● RECORDED INFORMATION

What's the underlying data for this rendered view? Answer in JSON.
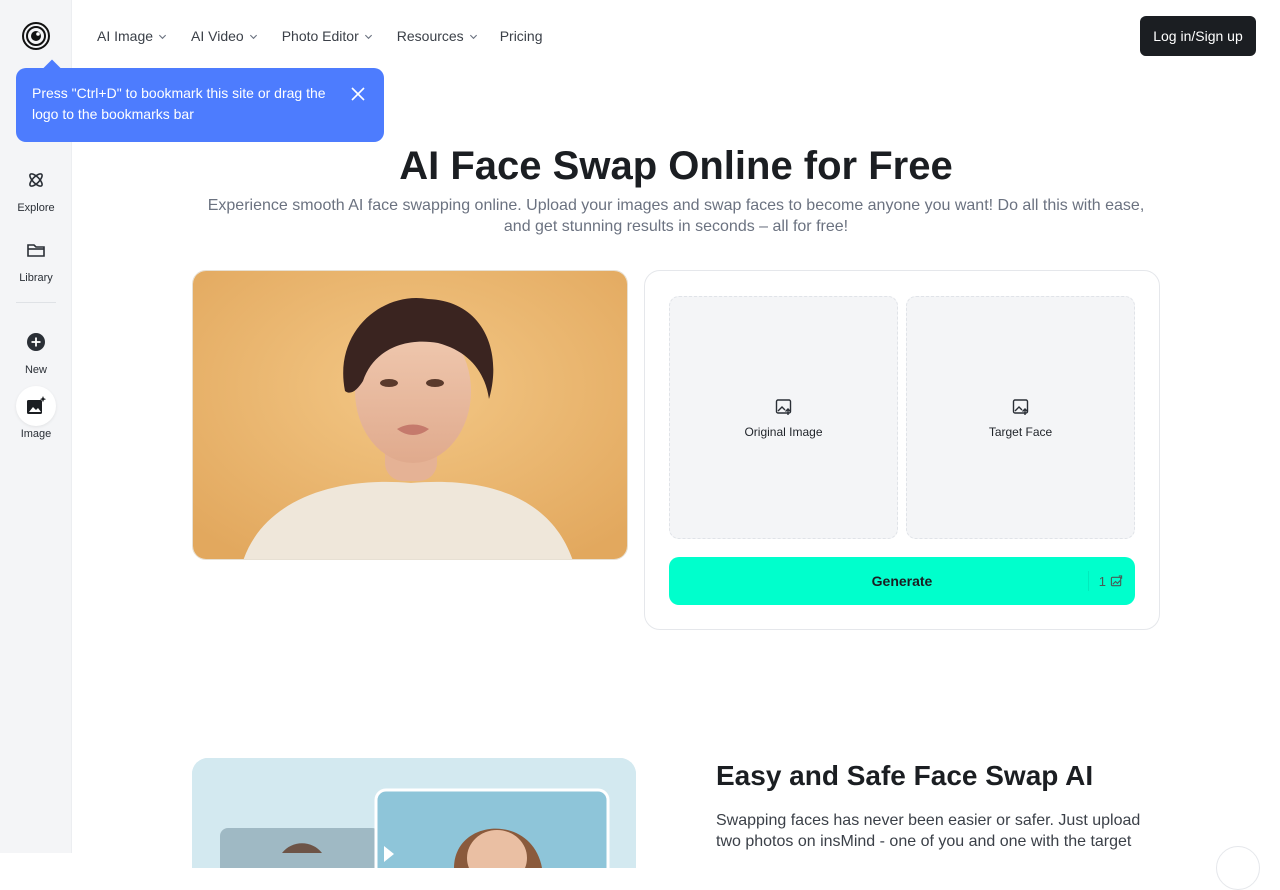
{
  "nav": {
    "items": [
      {
        "label": "AI Image"
      },
      {
        "label": "AI Video"
      },
      {
        "label": "Photo Editor"
      },
      {
        "label": "Resources"
      }
    ],
    "pricing": "Pricing",
    "login": "Log in/Sign up"
  },
  "sidebar": {
    "items": [
      {
        "label": "Explore",
        "icon": "atom-icon"
      },
      {
        "label": "Library",
        "icon": "folder-icon"
      },
      {
        "label": "New",
        "icon": "plus-circle-icon"
      },
      {
        "label": "Image",
        "icon": "image-sparkle-icon"
      }
    ]
  },
  "tooltip": {
    "text": "Press \"Ctrl+D\" to bookmark this site or drag the logo to the bookmarks bar"
  },
  "hero": {
    "title": "AI Face Swap Online for Free",
    "subtitle": "Experience smooth AI face swapping online. Upload your images and swap faces to become anyone you want! Do all this with ease, and get stunning results in seconds – all for free!"
  },
  "tool": {
    "original_label": "Original Image",
    "target_label": "Target Face",
    "generate_label": "Generate",
    "credit_cost": "1"
  },
  "section2": {
    "title": "Easy and Safe Face Swap AI",
    "text": "Swapping faces has never been easier or safer. Just upload two photos on insMind - one of you and one with the target"
  },
  "colors": {
    "accent": "#00ffcc",
    "tooltip": "#4d7cfe",
    "dark": "#1b1e22"
  }
}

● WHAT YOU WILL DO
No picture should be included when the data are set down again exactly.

● TASK RESPONSE
What's the underlying data for this rendered view? Answer in JSON.
{
  "nav": {
    "items": [
      {
        "label": "AI Image"
      },
      {
        "label": "AI Video"
      },
      {
        "label": "Photo Editor"
      },
      {
        "label": "Resources"
      }
    ],
    "pricing": "Pricing",
    "login": "Log in/Sign up"
  },
  "sidebar": {
    "items": [
      {
        "label": "Explore",
        "icon": "atom-icon"
      },
      {
        "label": "Library",
        "icon": "folder-icon"
      },
      {
        "label": "New",
        "icon": "plus-circle-icon"
      },
      {
        "label": "Image",
        "icon": "image-sparkle-icon"
      }
    ]
  },
  "tooltip": {
    "text": "Press \"Ctrl+D\" to bookmark this site or drag the logo to the bookmarks bar"
  },
  "hero": {
    "title": "AI Face Swap Online for Free",
    "subtitle": "Experience smooth AI face swapping online. Upload your images and swap faces to become anyone you want! Do all this with ease, and get stunning results in seconds – all for free!"
  },
  "tool": {
    "original_label": "Original Image",
    "target_label": "Target Face",
    "generate_label": "Generate",
    "credit_cost": "1"
  },
  "section2": {
    "title": "Easy and Safe Face Swap AI",
    "text": "Swapping faces has never been easier or safer. Just upload two photos on insMind - one of you and one with the target"
  },
  "colors": {
    "accent": "#00ffcc",
    "tooltip": "#4d7cfe",
    "dark": "#1b1e22"
  }
}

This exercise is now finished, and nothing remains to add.